**Work to be completed:** Look for the string "title" in the data below, and copy each line that holds it.

Entries from a dataset of interfaces
*** Begin section ***

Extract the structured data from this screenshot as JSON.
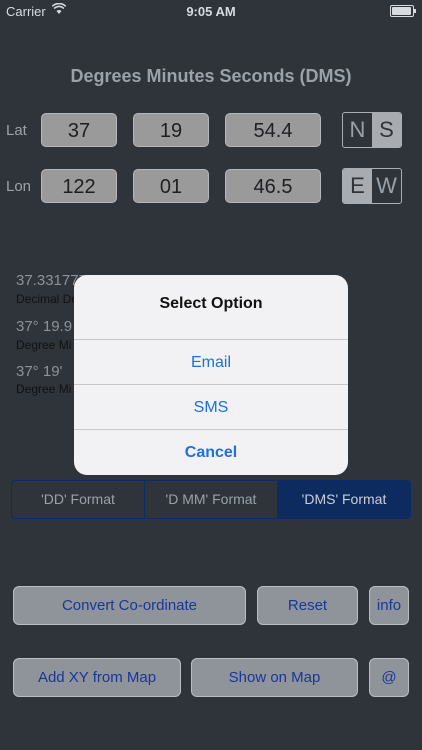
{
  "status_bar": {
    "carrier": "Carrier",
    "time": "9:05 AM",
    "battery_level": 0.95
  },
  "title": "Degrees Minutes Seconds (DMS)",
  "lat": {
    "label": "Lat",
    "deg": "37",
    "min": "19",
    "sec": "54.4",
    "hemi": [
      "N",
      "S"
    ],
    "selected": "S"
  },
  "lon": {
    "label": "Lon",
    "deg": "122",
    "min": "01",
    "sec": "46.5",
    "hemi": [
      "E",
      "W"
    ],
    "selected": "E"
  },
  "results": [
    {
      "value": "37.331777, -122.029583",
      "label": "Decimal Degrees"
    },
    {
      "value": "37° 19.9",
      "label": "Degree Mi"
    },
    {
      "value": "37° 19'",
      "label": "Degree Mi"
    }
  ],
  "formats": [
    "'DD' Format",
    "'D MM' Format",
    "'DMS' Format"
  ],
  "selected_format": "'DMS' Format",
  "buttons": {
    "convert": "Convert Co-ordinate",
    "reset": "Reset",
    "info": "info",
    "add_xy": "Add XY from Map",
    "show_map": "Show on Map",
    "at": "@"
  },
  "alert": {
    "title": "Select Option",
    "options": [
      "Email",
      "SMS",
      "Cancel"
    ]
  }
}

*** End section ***
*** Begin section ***

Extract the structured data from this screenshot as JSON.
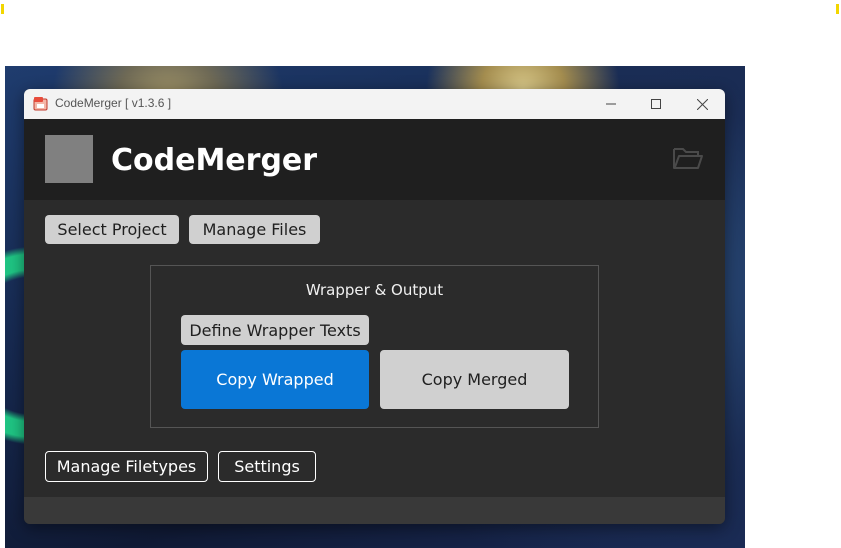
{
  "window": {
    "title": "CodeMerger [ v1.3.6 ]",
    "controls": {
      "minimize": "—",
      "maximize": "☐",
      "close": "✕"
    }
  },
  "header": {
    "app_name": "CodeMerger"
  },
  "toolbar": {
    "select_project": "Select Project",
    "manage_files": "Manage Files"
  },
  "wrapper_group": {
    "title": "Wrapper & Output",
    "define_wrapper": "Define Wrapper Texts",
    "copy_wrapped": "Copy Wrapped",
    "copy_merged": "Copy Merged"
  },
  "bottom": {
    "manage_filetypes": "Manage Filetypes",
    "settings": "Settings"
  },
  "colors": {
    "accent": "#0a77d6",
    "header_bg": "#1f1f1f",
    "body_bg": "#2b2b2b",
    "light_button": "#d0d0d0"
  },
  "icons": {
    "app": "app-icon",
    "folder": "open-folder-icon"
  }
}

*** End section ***

**Answer box:**
  "title": "Degrees Minutes Seconds (DMS)",
    "title": "Select Option",
    "title": "CodeMerger [ v1.3.6 ]",
    "title": "Wrapper & Output",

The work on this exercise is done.